- The task:
All lines below must be repeated exactly, with the pictures omitted.

----------

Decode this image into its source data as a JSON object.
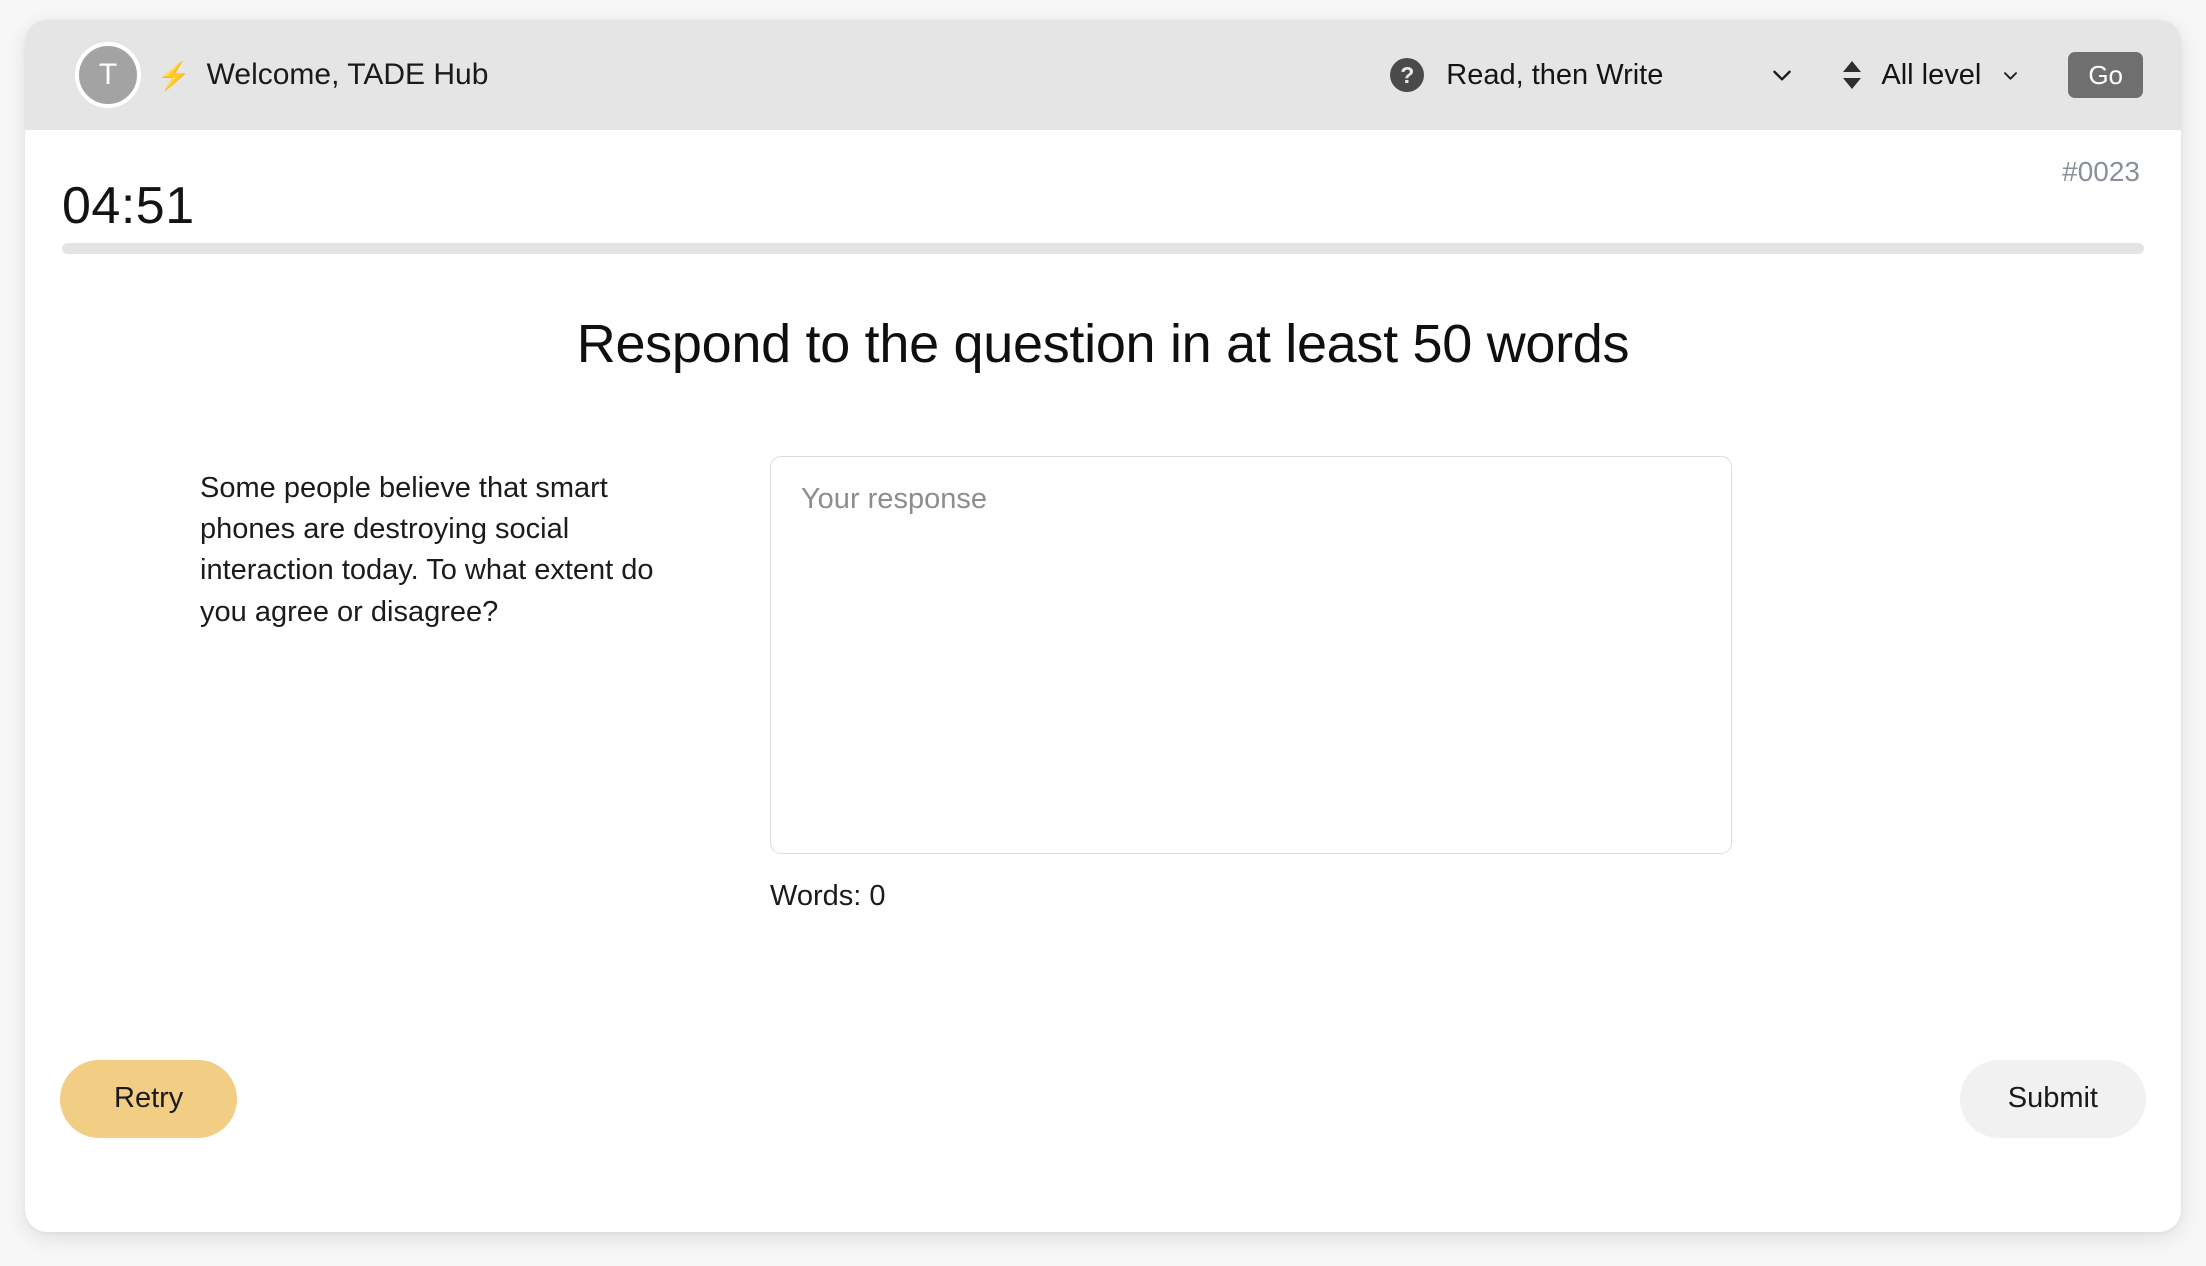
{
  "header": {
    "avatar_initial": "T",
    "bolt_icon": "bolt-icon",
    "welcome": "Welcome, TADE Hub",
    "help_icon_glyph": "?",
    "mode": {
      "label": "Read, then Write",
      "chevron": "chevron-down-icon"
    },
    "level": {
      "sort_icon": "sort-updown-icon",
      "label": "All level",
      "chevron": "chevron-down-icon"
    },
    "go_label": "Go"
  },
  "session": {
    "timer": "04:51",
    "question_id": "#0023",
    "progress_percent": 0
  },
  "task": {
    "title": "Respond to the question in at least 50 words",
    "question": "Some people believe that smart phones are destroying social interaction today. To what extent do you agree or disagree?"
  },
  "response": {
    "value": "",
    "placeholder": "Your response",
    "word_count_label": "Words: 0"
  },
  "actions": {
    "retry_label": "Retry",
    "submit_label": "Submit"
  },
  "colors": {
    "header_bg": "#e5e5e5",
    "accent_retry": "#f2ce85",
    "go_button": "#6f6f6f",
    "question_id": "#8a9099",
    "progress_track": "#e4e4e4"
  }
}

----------

- Task result:
Decode this image into its source data as a JSON object.
{
  "header": {
    "avatar_initial": "T",
    "bolt_icon": "bolt-icon",
    "welcome": "Welcome, TADE Hub",
    "help_icon_glyph": "?",
    "mode": {
      "label": "Read, then Write",
      "chevron": "chevron-down-icon"
    },
    "level": {
      "sort_icon": "sort-updown-icon",
      "label": "All level",
      "chevron": "chevron-down-icon"
    },
    "go_label": "Go"
  },
  "session": {
    "timer": "04:51",
    "question_id": "#0023",
    "progress_percent": 0
  },
  "task": {
    "title": "Respond to the question in at least 50 words",
    "question": "Some people believe that smart phones are destroying social interaction today. To what extent do you agree or disagree?"
  },
  "response": {
    "value": "",
    "placeholder": "Your response",
    "word_count_label": "Words: 0"
  },
  "actions": {
    "retry_label": "Retry",
    "submit_label": "Submit"
  },
  "colors": {
    "header_bg": "#e5e5e5",
    "accent_retry": "#f2ce85",
    "go_button": "#6f6f6f",
    "question_id": "#8a9099",
    "progress_track": "#e4e4e4"
  }
}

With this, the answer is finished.